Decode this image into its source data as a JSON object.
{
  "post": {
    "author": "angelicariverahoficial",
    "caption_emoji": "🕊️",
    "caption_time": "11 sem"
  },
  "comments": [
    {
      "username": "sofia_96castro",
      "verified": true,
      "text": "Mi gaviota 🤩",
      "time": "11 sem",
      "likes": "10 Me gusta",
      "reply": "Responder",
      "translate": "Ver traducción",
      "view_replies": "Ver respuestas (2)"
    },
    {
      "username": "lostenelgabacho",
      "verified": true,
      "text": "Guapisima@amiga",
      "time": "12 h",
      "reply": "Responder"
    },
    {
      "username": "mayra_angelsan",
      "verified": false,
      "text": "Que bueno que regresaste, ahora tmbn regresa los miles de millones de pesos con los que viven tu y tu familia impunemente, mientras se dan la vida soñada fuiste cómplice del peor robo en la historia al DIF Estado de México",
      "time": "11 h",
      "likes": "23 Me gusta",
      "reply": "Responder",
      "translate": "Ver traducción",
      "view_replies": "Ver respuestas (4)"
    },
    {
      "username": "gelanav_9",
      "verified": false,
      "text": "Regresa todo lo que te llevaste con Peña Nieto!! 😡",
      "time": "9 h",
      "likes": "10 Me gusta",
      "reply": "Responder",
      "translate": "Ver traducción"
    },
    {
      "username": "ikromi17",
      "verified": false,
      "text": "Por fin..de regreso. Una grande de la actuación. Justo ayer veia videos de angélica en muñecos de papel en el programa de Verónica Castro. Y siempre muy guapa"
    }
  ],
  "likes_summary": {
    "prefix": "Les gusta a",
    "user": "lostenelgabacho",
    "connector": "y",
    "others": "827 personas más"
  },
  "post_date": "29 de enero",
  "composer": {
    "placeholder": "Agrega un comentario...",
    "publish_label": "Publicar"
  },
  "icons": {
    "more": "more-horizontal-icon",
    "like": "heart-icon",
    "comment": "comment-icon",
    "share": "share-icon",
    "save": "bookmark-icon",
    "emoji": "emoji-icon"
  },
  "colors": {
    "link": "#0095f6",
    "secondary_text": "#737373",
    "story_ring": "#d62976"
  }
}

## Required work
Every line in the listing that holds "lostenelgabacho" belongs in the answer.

## Finished exercise
      "username": "lostenelgabacho",
    "user": "lostenelgabacho",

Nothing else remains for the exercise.